Legislative economist Amy Baker told the House Committee on Seminole Indian Compact Review that if the state were willing to auction off licenses for eight new casinos in Florida, the state could draw between $2.3 billion and $1.5 billion in additional money a year, over and above what it could make from an Indian gaming compact.
The it would come with a price: the state would have to wait at three years to see the cash
"Using very conservative assumptions, it is feasible for Florida to have an auction for eight facility licenses,'' Baker said. "We also believe Florida would generate significantly more state revenue than the proposed state compact would generate over a four year period…But there's some considerations and these thiings are things you are going ot have to bear in mind."
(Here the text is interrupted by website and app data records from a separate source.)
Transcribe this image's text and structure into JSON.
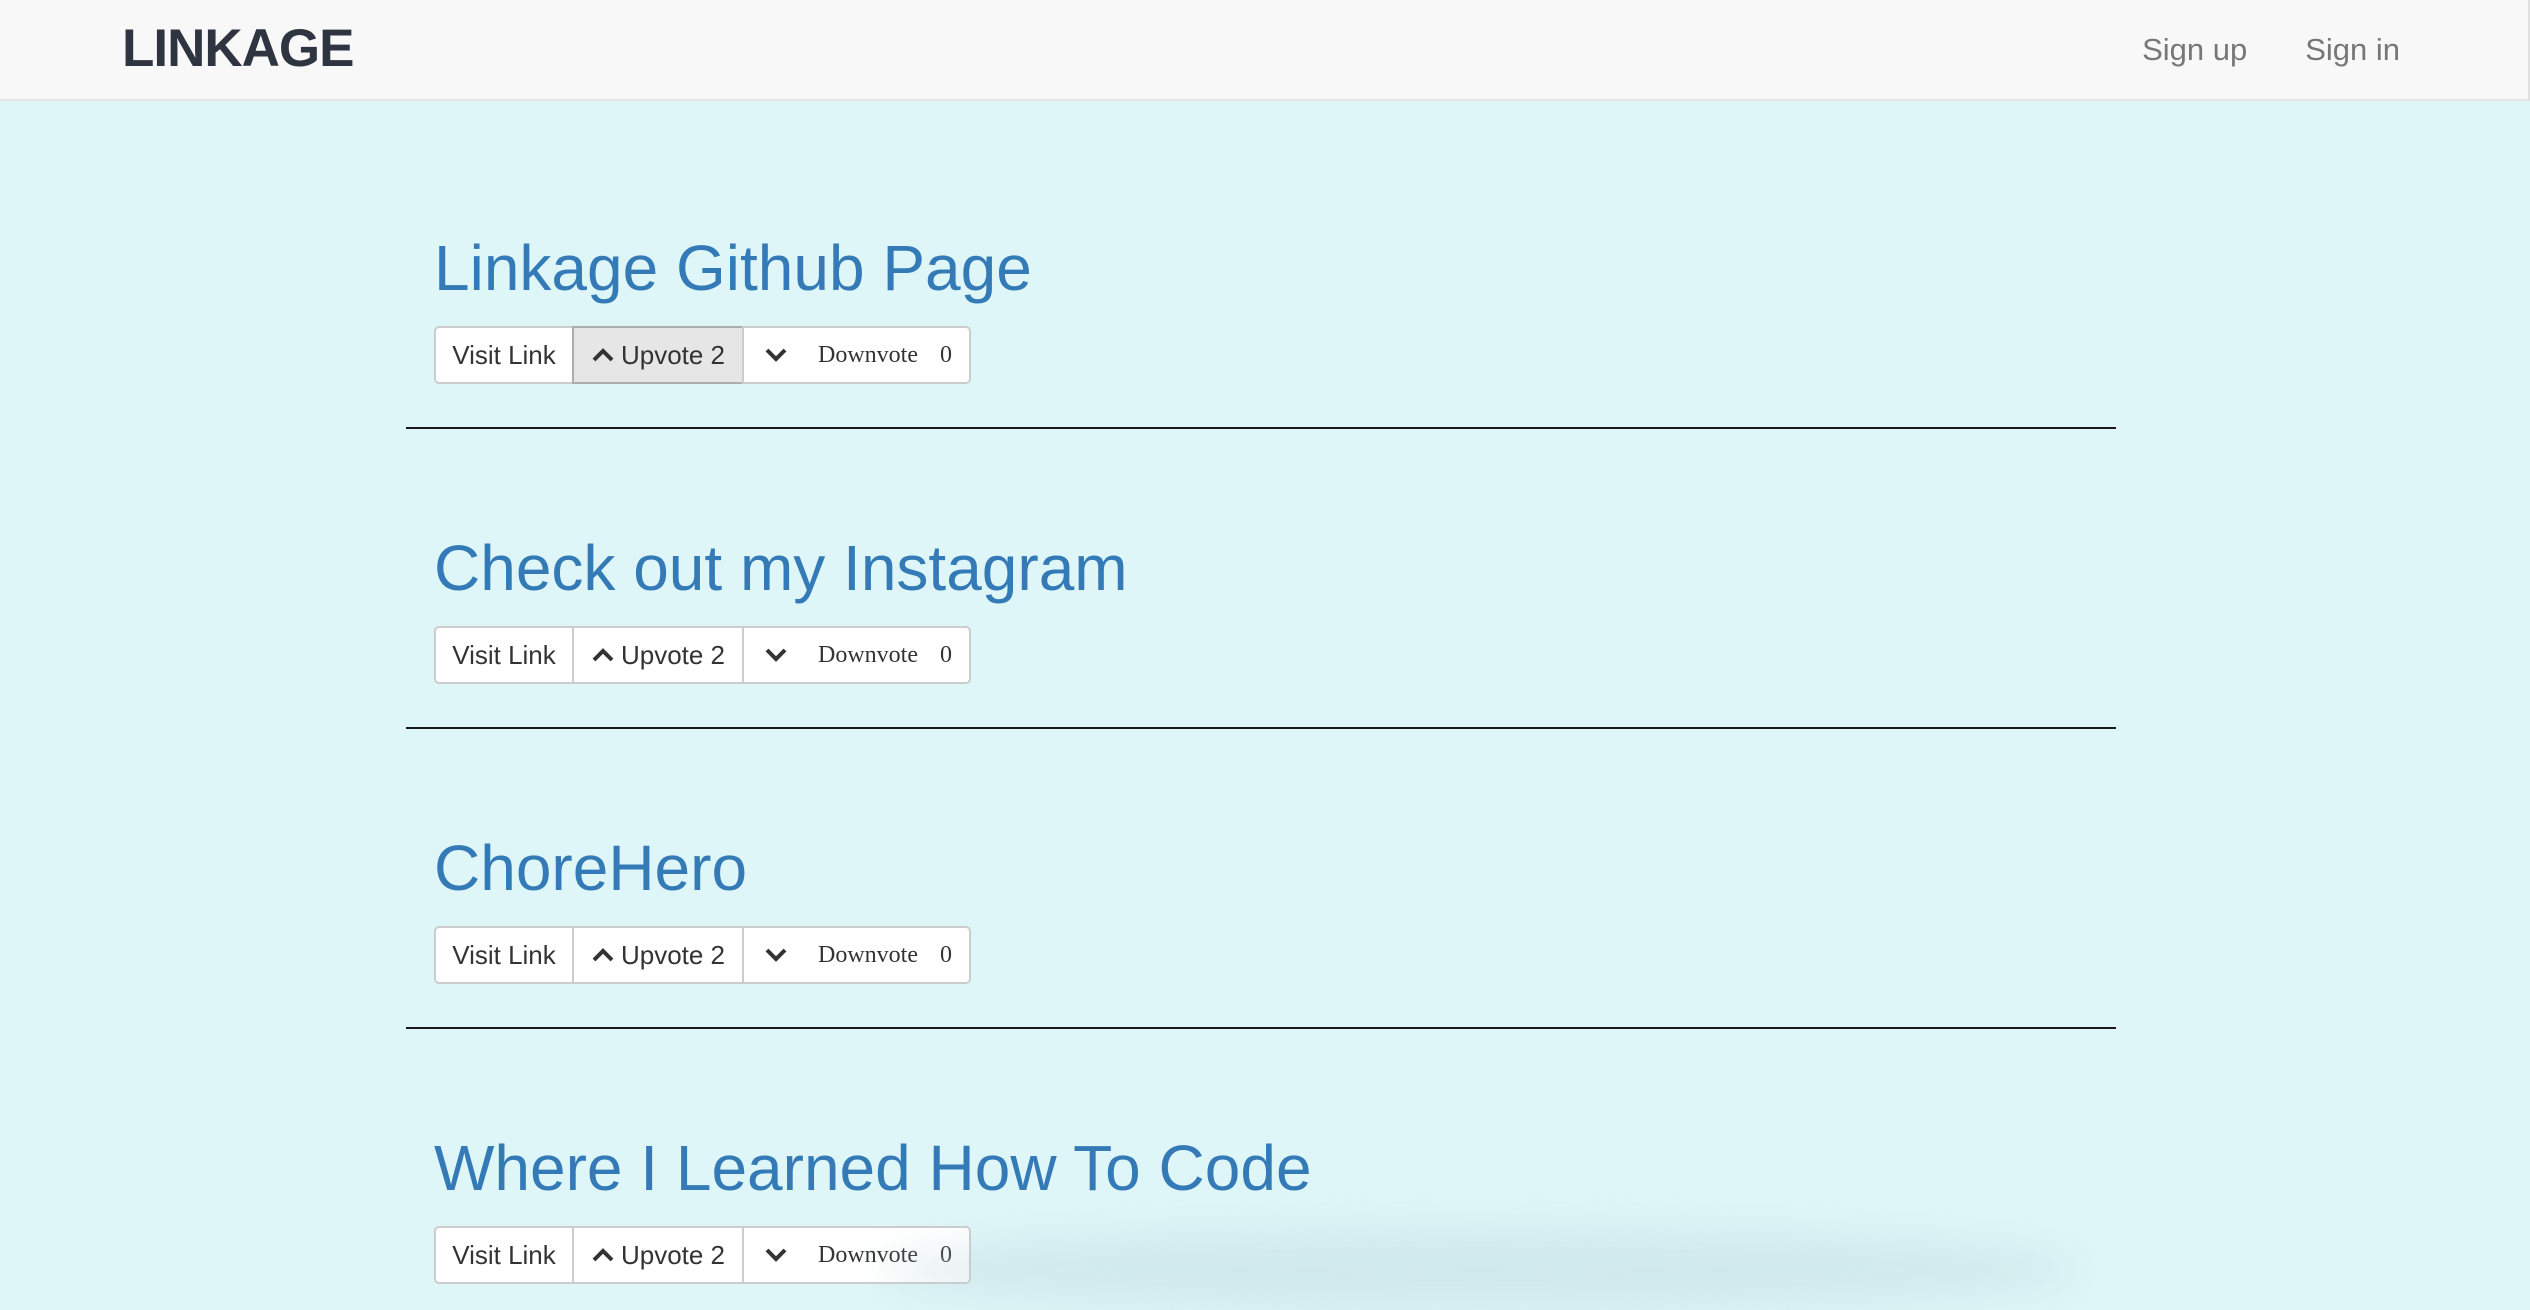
{
  "navbar": {
    "brand": "LINKAGE",
    "links": [
      {
        "label": "Sign up"
      },
      {
        "label": "Sign in"
      }
    ]
  },
  "posts": [
    {
      "title": "Linkage Github Page",
      "visit_label": "Visit Link",
      "upvote_label": "Upvote 2",
      "downvote_label": "Downvote",
      "downvote_count": "0",
      "upvote_active": true
    },
    {
      "title": "Check out my Instagram",
      "visit_label": "Visit Link",
      "upvote_label": "Upvote 2",
      "downvote_label": "Downvote",
      "downvote_count": "0",
      "upvote_active": false
    },
    {
      "title": "ChoreHero",
      "visit_label": "Visit Link",
      "upvote_label": "Upvote 2",
      "downvote_label": "Downvote",
      "downvote_count": "0",
      "upvote_active": false
    },
    {
      "title": "Where I Learned How To Code",
      "visit_label": "Visit Link",
      "upvote_label": "Upvote 2",
      "downvote_label": "Downvote",
      "downvote_count": "0",
      "upvote_active": false
    }
  ],
  "icons": {
    "upvote": "chevron-up-icon",
    "downvote": "chevron-down-icon"
  },
  "colors": {
    "page_background": "#dff6f8",
    "navbar_background": "#f8f8f8",
    "brand": "#2e3440",
    "title_link": "#337ab7",
    "nav_link": "#777777"
  }
}
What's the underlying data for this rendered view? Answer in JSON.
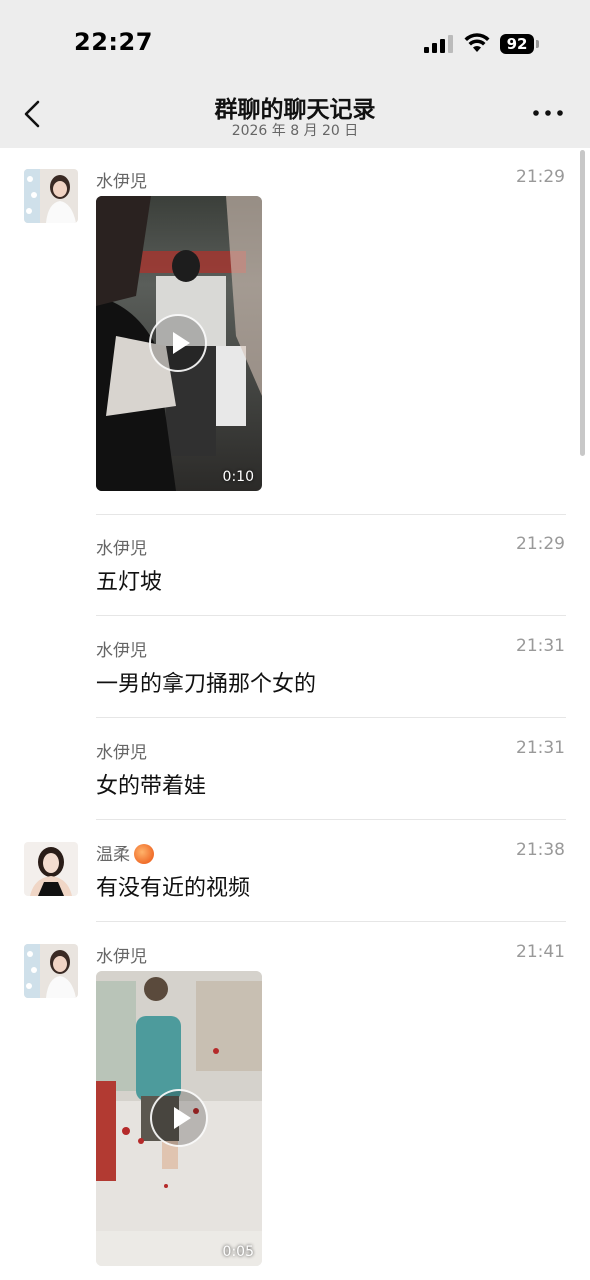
{
  "status": {
    "time": "22:27",
    "battery": "92"
  },
  "header": {
    "title": "群聊的聊天记录",
    "subtitle": "2026 年 8 月 20 日"
  },
  "messages": [
    {
      "sender": "水伊児",
      "time": "21:29",
      "type": "video",
      "duration": "0:10"
    },
    {
      "sender": "水伊児",
      "time": "21:29",
      "type": "text",
      "text": "五灯坡"
    },
    {
      "sender": "水伊児",
      "time": "21:31",
      "type": "text",
      "text": "一男的拿刀捅那个女的"
    },
    {
      "sender": "水伊児",
      "time": "21:31",
      "type": "text",
      "text": "女的带着娃"
    },
    {
      "sender": "温柔",
      "sender_emoji": "peach-icon",
      "time": "21:38",
      "type": "text",
      "text": "有没有近的视频"
    },
    {
      "sender": "水伊児",
      "time": "21:41",
      "type": "video",
      "duration": "0:05"
    }
  ],
  "colors": {
    "header_bg": "#ededed",
    "divider": "#e6e6e6",
    "time_text": "#999999"
  }
}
Among the considerations: the state would have no receipts for the first years while the new casinos are being built; the state would lose the money it's now getting from the Seminole Tribe, estimated at $433 million by the end of this fiscal year and $125.5 million going forward, and the situation would result in a "net increase in gaming in Florida."